“There’s this idea of a culture war in much of the rhetoric surrounding American politics, that Americans are bitterly divided on a wide set of hot-button issues, the stereotype of religious gun-toting rednecks versus secular latte-sipping liberal elitists, but it’s more complicated than that,” said Malka. “Understanding this complexity will give students a better sense of how opinions are actually structured in the American electorate and the nature of the current American electoral coalitions.”

Also at Yeshiva College, noted national security policy expert Dr. Evan Resnick will lead a course called Power Threats and National Security. Students will examine grand strategy in the United States throughout the 20th century, focusing especially on the idea of containment during the Cold War, as well as stances taken by world powers throughout history, from the Roman Empire to Renaissance-age Spain and England. They will also study emerging national security strategies proposed by scholars and analysts in the wake of 9/11.

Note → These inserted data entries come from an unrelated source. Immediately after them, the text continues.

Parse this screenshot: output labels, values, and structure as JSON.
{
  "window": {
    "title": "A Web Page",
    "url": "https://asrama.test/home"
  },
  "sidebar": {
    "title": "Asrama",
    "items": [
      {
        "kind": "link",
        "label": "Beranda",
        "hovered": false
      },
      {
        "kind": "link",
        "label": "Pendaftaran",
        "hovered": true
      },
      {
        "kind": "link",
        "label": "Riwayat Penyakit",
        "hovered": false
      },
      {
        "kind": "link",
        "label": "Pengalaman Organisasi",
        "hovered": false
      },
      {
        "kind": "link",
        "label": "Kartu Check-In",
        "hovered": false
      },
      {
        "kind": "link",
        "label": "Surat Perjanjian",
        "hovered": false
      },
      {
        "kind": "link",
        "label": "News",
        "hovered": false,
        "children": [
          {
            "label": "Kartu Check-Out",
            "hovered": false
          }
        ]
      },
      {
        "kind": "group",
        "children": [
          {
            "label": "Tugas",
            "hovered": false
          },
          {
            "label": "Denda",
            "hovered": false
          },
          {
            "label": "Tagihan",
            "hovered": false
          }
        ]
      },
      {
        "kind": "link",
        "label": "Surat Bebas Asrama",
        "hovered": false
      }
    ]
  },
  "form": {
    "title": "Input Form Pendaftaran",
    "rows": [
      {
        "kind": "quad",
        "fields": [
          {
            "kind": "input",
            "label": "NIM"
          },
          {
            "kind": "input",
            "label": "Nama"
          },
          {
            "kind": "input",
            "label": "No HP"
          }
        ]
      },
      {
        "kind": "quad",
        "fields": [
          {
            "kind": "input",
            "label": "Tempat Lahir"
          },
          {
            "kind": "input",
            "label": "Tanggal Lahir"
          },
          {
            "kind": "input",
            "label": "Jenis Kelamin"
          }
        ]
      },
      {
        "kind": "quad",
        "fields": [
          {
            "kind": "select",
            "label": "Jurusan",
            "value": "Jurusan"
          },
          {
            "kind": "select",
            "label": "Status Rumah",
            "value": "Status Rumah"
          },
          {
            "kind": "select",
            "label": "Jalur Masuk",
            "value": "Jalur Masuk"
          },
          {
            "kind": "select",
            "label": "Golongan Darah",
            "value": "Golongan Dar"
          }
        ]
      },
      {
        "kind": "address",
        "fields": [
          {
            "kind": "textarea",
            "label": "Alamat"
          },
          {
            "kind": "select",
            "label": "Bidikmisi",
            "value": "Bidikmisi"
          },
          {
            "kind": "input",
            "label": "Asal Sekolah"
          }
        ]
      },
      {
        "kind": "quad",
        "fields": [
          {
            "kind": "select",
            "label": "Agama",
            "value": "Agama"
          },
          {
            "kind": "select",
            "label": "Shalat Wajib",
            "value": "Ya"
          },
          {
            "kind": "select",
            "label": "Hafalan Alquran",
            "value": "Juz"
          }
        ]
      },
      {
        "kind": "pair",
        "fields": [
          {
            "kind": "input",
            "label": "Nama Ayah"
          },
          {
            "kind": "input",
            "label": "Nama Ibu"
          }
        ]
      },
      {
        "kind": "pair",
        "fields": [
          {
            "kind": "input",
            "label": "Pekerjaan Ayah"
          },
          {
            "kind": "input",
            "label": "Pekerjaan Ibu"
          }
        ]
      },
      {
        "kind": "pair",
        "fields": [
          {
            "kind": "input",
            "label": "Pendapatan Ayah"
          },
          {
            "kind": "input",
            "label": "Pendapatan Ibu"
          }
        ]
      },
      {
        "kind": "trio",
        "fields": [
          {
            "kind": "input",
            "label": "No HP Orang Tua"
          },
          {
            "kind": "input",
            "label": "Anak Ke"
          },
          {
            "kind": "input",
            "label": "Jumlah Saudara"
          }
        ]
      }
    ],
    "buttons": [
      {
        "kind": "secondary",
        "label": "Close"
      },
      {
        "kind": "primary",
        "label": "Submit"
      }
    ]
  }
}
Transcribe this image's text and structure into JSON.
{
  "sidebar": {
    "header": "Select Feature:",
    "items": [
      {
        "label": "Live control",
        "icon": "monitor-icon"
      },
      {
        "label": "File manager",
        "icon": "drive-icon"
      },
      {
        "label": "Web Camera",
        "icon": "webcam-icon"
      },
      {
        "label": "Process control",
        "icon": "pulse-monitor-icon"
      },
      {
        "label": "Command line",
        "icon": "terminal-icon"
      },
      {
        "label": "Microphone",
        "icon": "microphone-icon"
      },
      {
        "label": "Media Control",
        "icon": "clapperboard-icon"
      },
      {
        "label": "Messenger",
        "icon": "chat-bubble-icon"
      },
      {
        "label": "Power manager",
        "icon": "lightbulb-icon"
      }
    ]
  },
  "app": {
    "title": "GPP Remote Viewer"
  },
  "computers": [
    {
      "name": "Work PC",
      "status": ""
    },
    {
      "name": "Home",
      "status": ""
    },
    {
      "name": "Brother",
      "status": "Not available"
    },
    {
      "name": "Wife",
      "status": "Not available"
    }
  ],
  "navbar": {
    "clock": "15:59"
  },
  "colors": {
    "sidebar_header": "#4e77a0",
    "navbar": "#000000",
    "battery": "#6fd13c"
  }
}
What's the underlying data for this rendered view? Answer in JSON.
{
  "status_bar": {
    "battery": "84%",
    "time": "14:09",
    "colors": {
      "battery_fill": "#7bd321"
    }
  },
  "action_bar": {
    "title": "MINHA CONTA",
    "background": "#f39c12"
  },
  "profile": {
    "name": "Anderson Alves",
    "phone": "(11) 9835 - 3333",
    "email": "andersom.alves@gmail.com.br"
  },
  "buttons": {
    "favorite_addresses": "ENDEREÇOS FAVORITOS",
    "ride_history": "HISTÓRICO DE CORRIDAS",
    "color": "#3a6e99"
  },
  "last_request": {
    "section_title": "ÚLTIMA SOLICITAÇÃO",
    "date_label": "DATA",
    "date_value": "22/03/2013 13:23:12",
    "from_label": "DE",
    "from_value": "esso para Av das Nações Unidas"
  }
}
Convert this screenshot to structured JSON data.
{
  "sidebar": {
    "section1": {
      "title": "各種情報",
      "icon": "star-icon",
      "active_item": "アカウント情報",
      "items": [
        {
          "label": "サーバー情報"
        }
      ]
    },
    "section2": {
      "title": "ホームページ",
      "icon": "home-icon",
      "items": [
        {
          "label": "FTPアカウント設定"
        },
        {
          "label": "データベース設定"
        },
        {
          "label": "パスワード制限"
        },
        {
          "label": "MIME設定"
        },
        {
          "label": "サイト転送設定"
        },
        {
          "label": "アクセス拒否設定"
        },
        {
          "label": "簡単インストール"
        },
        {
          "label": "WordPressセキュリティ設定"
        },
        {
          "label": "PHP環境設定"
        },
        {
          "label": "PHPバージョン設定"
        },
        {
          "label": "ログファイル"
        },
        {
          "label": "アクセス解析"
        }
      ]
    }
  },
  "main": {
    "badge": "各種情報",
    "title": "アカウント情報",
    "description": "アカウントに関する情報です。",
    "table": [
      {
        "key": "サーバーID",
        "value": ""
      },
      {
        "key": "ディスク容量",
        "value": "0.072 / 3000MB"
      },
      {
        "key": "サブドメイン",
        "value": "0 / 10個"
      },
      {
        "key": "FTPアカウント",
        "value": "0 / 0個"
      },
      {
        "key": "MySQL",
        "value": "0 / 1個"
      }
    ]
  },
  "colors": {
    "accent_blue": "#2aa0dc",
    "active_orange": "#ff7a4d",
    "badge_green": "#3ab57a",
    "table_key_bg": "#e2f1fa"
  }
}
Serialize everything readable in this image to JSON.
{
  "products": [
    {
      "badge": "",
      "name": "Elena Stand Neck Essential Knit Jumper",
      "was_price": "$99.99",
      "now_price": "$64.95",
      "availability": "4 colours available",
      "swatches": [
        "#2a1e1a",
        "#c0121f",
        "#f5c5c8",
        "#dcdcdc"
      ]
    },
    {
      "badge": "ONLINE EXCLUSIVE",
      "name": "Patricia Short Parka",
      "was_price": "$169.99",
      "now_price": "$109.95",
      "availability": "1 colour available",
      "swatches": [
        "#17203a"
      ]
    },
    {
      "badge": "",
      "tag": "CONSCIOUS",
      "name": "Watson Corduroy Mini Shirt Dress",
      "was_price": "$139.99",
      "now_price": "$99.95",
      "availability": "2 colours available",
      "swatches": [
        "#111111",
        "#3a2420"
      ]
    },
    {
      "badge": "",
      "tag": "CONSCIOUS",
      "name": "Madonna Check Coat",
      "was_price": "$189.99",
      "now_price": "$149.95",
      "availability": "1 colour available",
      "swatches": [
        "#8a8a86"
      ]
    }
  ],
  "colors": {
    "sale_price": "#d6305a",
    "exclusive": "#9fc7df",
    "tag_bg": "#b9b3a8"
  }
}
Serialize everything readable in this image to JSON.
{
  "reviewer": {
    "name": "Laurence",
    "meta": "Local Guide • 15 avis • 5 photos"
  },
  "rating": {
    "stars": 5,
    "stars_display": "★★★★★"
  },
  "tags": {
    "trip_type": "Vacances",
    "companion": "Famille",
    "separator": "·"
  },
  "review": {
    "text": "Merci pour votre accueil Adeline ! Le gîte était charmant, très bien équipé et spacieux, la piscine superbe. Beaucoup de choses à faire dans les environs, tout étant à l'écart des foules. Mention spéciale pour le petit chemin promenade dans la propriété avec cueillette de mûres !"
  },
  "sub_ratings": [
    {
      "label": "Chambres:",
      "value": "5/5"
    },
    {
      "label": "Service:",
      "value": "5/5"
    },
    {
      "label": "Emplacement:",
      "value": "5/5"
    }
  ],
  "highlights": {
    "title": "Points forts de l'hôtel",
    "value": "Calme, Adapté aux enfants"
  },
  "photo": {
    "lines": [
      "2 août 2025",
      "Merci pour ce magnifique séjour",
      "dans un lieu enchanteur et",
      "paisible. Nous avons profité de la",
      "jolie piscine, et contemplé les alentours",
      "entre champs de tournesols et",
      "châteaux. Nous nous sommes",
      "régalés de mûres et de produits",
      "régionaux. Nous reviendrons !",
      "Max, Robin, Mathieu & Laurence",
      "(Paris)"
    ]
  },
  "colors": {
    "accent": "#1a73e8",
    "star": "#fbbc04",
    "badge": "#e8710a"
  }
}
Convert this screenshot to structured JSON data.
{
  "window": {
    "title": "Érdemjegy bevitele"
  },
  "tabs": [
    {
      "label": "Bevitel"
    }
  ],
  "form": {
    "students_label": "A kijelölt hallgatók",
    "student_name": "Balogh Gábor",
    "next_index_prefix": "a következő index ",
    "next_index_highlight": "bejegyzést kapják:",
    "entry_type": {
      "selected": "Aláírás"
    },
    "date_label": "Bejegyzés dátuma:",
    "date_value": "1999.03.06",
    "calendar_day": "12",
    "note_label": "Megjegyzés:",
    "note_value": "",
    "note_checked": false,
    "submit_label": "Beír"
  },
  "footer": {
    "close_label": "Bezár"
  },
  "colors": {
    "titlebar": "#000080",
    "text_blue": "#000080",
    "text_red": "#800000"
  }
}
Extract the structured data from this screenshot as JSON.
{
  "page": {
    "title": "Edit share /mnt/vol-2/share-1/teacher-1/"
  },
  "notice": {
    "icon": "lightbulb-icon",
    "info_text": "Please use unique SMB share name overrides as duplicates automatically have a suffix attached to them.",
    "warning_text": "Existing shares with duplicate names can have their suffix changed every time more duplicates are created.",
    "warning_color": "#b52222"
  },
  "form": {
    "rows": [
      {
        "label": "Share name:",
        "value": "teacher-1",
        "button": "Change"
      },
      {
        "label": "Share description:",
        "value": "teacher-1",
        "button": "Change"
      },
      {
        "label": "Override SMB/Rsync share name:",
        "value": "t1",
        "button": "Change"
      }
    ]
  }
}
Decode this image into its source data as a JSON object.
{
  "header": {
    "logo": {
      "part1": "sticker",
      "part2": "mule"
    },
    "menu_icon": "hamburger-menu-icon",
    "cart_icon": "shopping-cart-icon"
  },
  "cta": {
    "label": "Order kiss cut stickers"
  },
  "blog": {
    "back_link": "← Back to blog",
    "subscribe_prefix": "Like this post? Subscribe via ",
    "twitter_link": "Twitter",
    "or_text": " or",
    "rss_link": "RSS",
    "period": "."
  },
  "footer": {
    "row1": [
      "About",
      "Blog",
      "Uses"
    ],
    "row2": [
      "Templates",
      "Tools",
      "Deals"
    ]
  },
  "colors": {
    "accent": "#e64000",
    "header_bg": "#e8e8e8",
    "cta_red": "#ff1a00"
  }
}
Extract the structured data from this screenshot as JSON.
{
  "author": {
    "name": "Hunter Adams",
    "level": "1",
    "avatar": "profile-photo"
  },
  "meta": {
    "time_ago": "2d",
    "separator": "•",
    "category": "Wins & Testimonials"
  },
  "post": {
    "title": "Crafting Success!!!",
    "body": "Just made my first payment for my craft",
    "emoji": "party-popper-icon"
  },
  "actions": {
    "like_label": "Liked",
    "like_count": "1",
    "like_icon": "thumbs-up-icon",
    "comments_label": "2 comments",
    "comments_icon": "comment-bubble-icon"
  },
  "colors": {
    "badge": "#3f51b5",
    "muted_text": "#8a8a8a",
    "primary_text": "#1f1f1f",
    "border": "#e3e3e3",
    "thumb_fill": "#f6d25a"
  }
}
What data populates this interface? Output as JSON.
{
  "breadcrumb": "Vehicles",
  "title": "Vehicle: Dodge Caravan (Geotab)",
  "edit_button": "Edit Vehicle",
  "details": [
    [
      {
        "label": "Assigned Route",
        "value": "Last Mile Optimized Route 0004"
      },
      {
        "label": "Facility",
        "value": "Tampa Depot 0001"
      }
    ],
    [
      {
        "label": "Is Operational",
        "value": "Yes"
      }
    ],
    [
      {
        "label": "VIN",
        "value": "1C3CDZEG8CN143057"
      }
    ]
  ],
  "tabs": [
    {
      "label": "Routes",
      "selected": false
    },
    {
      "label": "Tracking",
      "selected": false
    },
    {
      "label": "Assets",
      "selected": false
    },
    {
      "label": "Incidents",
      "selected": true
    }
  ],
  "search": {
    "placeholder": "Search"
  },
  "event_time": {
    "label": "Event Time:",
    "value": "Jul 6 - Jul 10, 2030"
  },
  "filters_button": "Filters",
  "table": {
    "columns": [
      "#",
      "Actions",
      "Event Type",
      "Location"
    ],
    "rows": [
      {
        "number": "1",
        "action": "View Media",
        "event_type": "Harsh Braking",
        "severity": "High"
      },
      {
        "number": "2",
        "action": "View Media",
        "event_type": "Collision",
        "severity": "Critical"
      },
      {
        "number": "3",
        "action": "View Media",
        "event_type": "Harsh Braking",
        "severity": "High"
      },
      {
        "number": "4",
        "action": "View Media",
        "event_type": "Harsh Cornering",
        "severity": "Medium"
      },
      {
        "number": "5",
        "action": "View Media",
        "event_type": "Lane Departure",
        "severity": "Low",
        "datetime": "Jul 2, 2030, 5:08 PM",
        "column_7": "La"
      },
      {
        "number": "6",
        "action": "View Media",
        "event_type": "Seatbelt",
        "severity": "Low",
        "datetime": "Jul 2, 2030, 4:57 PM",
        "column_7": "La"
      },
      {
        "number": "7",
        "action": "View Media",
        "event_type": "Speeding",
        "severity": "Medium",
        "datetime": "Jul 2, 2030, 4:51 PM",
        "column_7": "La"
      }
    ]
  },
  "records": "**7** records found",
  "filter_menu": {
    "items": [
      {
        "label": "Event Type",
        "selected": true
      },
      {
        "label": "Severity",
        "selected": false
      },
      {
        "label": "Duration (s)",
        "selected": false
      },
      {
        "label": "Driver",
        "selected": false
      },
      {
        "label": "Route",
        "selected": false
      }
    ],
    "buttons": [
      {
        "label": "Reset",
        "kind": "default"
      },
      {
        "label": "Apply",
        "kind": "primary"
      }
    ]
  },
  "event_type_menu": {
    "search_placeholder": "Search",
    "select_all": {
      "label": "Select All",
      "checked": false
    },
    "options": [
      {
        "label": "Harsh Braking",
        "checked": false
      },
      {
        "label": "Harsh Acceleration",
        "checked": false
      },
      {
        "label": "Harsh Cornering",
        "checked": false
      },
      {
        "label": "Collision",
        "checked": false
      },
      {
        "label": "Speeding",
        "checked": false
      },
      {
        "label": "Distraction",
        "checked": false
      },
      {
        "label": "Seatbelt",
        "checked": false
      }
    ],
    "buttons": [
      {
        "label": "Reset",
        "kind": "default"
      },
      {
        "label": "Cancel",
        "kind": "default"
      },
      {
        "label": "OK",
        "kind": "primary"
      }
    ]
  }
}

“This is an era where there’s a lot of uncertainty about American grand strategy,” said Resnick. “We’re seeing the beginnings of a serious debate we really haven’t had since the end of the Second World War and these decisions are no longer the preserve of the academic think tanks. These are bread-and-butter issues now.”

Talya Seidman, a political science major at Stern, will be taking Women and Law and either Arab-Israeli Conflict or Dr. Ben Neinass’ Politics of Memory in the spring. “I think it’s important to study these topics today because we live in a time of immediate global connection and social protest,” she said. “The tools to know what’s going on all over the country and world are literally at our fingertips. We, as college-educated, young adults should be able to comprehend the significance of these important current events.”